     In the studio were stored a large number of sketches and studies made by Mr. Bierstadt during the past 20 years, a large collection of engravings, a valuable library of works on the early history of America, which the artist has been engaged in collecting for years, and a collection of Indian implements and other articles. Most of these had been collected during Mr. Bierstadt's residence in the Rocky Mountains and the Yosemite Valley, and had done service as models in some of his well-known paintings. Others were gifts from Gen. Sheridan, Gen. Custer, and other Army officers. All of these were burned, as were a large number of paintings, bronzes, articles of virtu and bric-a-brac, and all the furniture. The two most valuable paintings burned were a large recently completed view in the Hetchhetchy Valley, north of the Yosemite; a view of Niagara Falls from the Canadian side, which was not quite completed, both from the brush of Mr. Bierstadt and both large canvases; and an interior of Westminster Abey, by David Neal, an American artist now a resident of Munich.

     Twenty-two picturs that were hung in the living rooms were saved. These include a sunset in California, 3 x 4 feet; Glen Ellis (N.H.) Falls, 3 by 2-1/2 feet; portrait of J.B. Irving, the artist; scene in the Wetterhorn, and Autumn scene in the White Mountains, a Roman villa; scene on the Pemigewassett, N.H.; moonlight in a California forest; a cast scene at Newport; and a sunset scene near Waterville, in this State, all painted by Mr. Bierstadt; two Chinese scenes by E.W. Perry; a coast scene by Baron Gudin; coast scene at Newport by Hazeltine; head of cavalier by J.A. Oertel; grotto in Egeria by H. Ludwig, two Belgian scenes by Lamputen, a New Hampshire scene by E.L. Gerry, and a landscape in Westphalia by Achenbach.
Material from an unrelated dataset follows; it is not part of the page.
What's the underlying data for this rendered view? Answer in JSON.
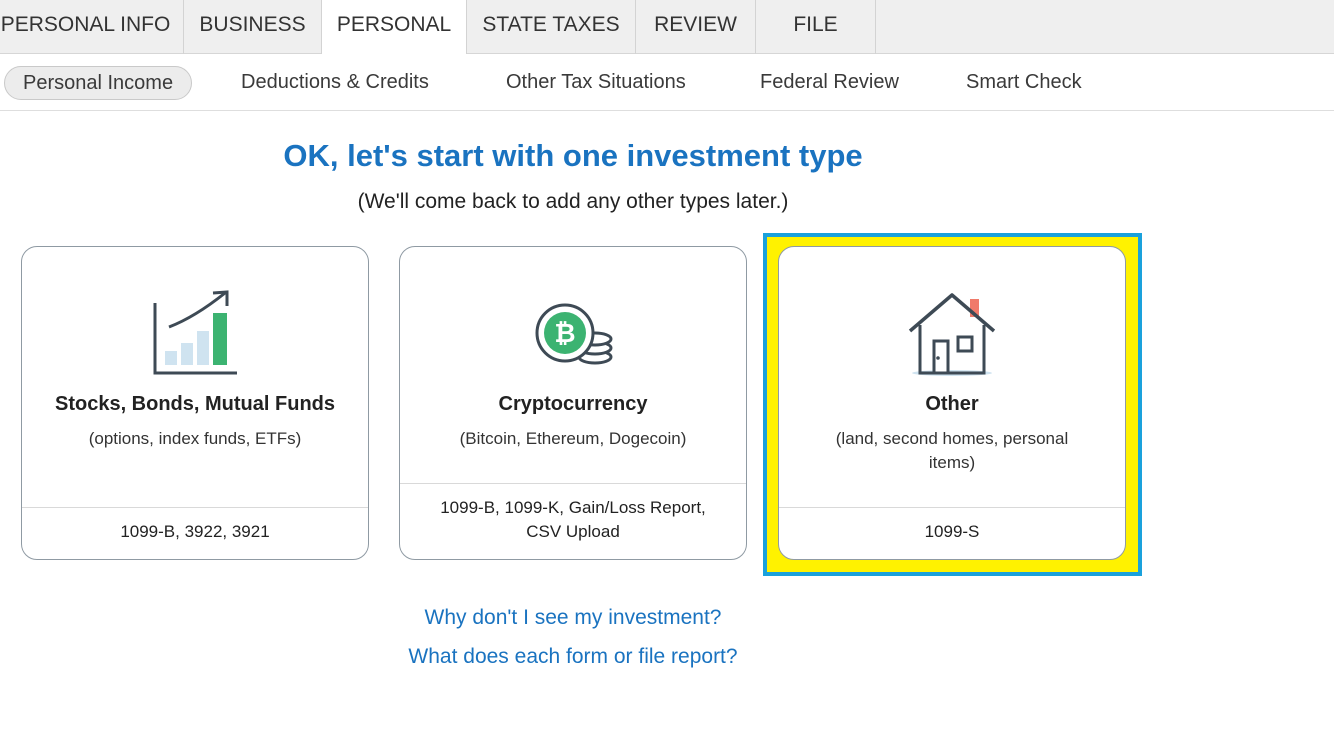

     Peter Conrad, who has been Mr. Bierstadt's gardener for 13 years, was the only occupant of the house on Thursday night. He left it at about 5:30 o'clock Friday morning to get his breakfast, and on his return, at 7:15, found the house on fire and the flames beyond his control, although he tried to put them out by the use of a fire extinguisher. The fire seemed to him to have started between the stone wall of the exterior and the interior ceiling of pine in the studio. There had been no fire in the house since Thursday morning. Trouble recently had by Mr. Chapman's family with smoking chimneys would seem to indicate that a defective flue was the cause of the fire. Mr. Bierstadt stated that the house and contents were worth between $150,000 and $175,000, and that his loss above insurance would be $35,000 or $40,000.